CHINA, GREECE, ISRAEL and THE UNITED STATES OF AMERICA. As for the remaining tastes that I could fit onto a plate, another mixed response was given to the chow mein, with those of Chinese or Asian heritage serving up greater critique and those who were neither seeming to favour them. Despite its retrospectively questionable name, I found these noodles to be rather good (but then again, my palate is more familiar with European cuisine). For those more familiar with mein, I wonder what you might think of this? In the same vein as the baklava mentioned above, the spanakopita was the other dish that had been purchased (and is the same spanikopita served by Catering). You may be familiar with the spanakopita shells I made back in January; I particularly like this preparation and I wasn't about to beg to have them make this one by hand either. Another mixed response dish was the noodle kugel suggested by Hillel. Though I've never had it before, I quickly connected to this particular dish not only in that it was the first one suggested by a multi-cultural student group, but that it also happened to be one of few personal, family recipes that was shared for the festival. Indeed, in my book, it goes to show that working with the Dining Services team and specifically laying out what needs to be done (as opposed to assuming we all cook the same cuisines and styles on a daily basis) can yield great results. One clear thing that had garnered unfavoured responses was the surprise that the noodle kugel erred on the sweeter side (bordering a dessert taste), inclusive of apples and cinnamon. I suppose its an honest reaction when upon its appearance one might be psyched for something of a beef stroganoff than something reminiscent of (at least on my palate) a dish that could come from Normandy. To round out the plate and the entire meal for me, I also had a serving of collard greens. Now, I know one might question why in the world would I side with collard greens to represent America; and it's a fair question. In preparing for this meal, the U.S. was the last country to be placed as I needed to rely on its food fusion flexibility to fill in the missing gaps. Whether its through its role in lending soul to this festival of international tastes, or in providing more colour to the sea of yellows and reds, collard greens (as opposed to the other option of doing something with corn) is completely migratory while being rooted in American heritage (at least in the South anyway). Originally coming from the Mediterranean, Africans brought this crop onto American soil in 1600 (specifically in Jamestown, VA), and since then its become a staple in southern and soul food cooking. (An aside: In this article, true collard green lovers can actually be sighted based on what they think of its smell.)

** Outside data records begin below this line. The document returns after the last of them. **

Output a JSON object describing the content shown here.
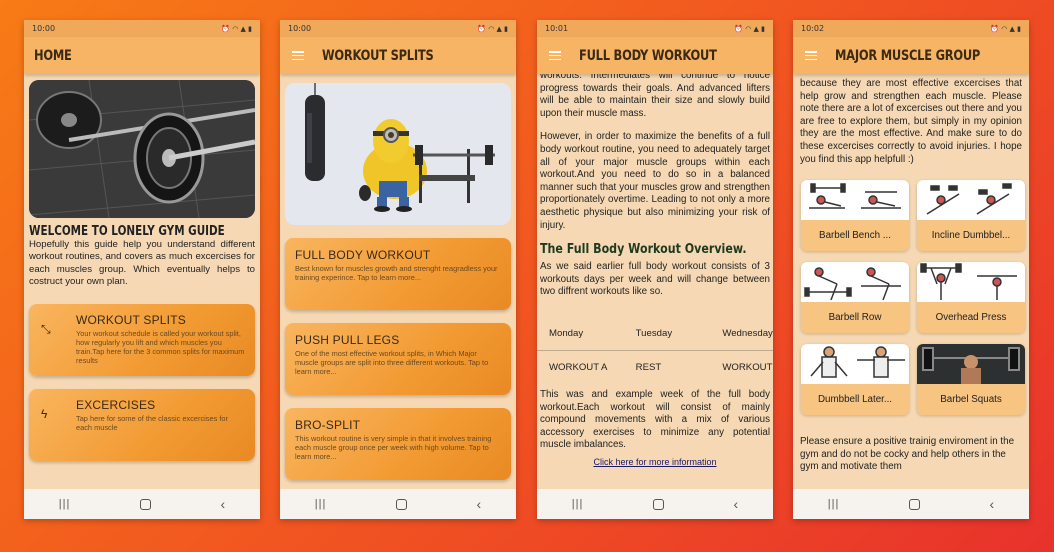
{
  "phones": [
    {
      "time": "10:00",
      "title": "HOME",
      "welcome": "WELCOME TO LONELY GYM GUIDE",
      "intro": "Hopefully this guide help you understand different workout routines, and covers as much excercises for each muscles group. Which eventually helps to costruct your own plan.",
      "cards": [
        {
          "title": "WORKOUT SPLITS",
          "desc": "Your workout schedule is called your workout split, how regularly you lift and which muscles you train.Tap here for the 3 common splits for maximum results",
          "icon": "arrows-expand-icon"
        },
        {
          "title": "EXCERCISES",
          "desc": "Tap here for some of the classic excercises for each muscle",
          "icon": "lightning-icon"
        }
      ]
    },
    {
      "time": "10:00",
      "title": "WORKOUT SPLITS",
      "cards": [
        {
          "title": "FULL BODY WORKOUT",
          "desc": "Best known for muscles growth and strenght reagradless your training experince. Tap to learn more..."
        },
        {
          "title": "PUSH PULL LEGS",
          "desc": "One of the most effective workout splits, in Which Major muscle groups are split into three different workouts. Tap to learn more..."
        },
        {
          "title": "BRO-SPLIT",
          "desc": "This workout routine is very simple in that it involves training each muscle group once per week with high volume. Tap to learn more..."
        }
      ]
    },
    {
      "time": "10:01",
      "title": "FULL BODY WORKOUT",
      "para1": "workouts. Intermediates will continue to notice progress towards their goals. And advanced lifters will be able to maintain their size and slowly build upon their muscle mass.",
      "para2": "However, in order to maximize the benefits of a full body workout routine, you need to adequately target all of your major muscle groups within each workout.And you need to do so in a balanced manner such that your muscles grow and strengthen proportionately overtime. Leading to not only a more aesthetic physique but also minimizing your risk of injury.",
      "overview_title": "The Full Body Workout Overview.",
      "para3": "As we said earlier full body workout consists of 3 workouts days per week and will change between two diffrent workouts like so.",
      "schedule_headers": [
        "Monday",
        "Tuesday",
        "Wednesday"
      ],
      "schedule_values": [
        "WORKOUT A",
        "REST",
        "WORKOUT B"
      ],
      "para4": "This was and example week of the full body workout.Each workout will consist of mainly compound movements with a mix of various accessory exercises to minimize any potential muscle imbalances.",
      "link": "Click here for more information"
    },
    {
      "time": "10:02",
      "title": "MAJOR MUSCLE GROUP",
      "intro": "because they are most effective excercises that help grow and strengthen each muscle. Please note there are a lot of excercises out there and you are free to explore them, but simply in my opinion they are the most effective. And make sure to do these excercises correctly to avoid injuries. I hope you find this app helpfull :)",
      "exercises": [
        "Barbell Bench ...",
        "Incline Dumbbel...",
        "Barbell Row",
        "Overhead Press",
        "Dumbbell Later...",
        "Barbel Squats"
      ],
      "footer": "Please ensure a positive trainig enviroment in the gym and do not be cocky and help others in the gym and motivate them"
    }
  ]
}
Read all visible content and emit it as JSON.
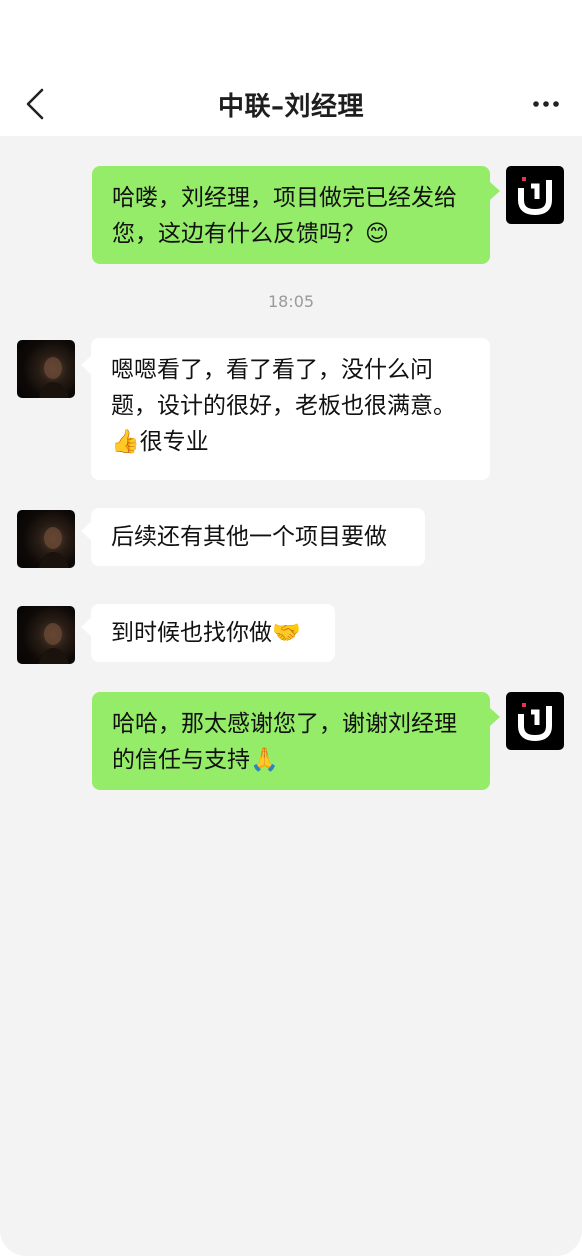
{
  "header": {
    "title": "中联–刘经理",
    "back_icon": "chevron-left-icon",
    "more_icon": "more-dots-icon"
  },
  "chat": {
    "timestamp": "18:05",
    "messages": [
      {
        "sender": "me",
        "text": "哈喽，刘经理，项目做完已经发给您，这边有什么反馈吗？😊"
      },
      {
        "sender": "other",
        "text": "嗯嗯看了，看了看了，没什么问题，设计的很好，老板也很满意。👍很专业"
      },
      {
        "sender": "other",
        "text": "后续还有其他一个项目要做"
      },
      {
        "sender": "other",
        "text": "到时候也找你做🤝"
      },
      {
        "sender": "me",
        "text": "哈哈，那太感谢您了，谢谢刘经理的信任与支持🙏"
      }
    ]
  },
  "colors": {
    "outgoing_bubble": "#95ec69",
    "incoming_bubble": "#ffffff",
    "chat_background": "#f3f3f3",
    "my_avatar_accent": "#e8334a"
  }
}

And with that, dear Reader, I aim to call it quits for the night. Ah, but one last thing of interesting note: the dining room was so full that the adjoining dining space (typically closed on Sundays) had to be opened. Already, initial preparations are underway for next year's festival and I have already been approached with not only suggestions for dishes but for a desire to repeat some/all countries next year. In response to this, for I feel like there should be one as the campus now awaits the countries to be celebrated, I would say that there are many more countries out there than the ones we focused on tonight (clearly). The goal in all of this is not to necessarily focus on those dishes and cuisines we are familiar with (though it's great when this happens; and indeed, that's what other food and culture programming is for), but rather to challenge ourselves to be open and try new cultures through their foods. Thankfully, next year's campus-wide theme is "Community & Courage." Oh, Denison, you have no idea what we're going to cook up for that one! ;-) To check out the rest of the photo album from this year's festival, click here.
This year's festival was co-sponsored by the 2011-2012 Spectrum Series Campus Theme: "Migrations", Multi-Cultural Student Affairs, Cross-Cultural Community, International Student Services, Off-Campus Study, Sodexo and Campus Dining Services

No comments:

Post a Comment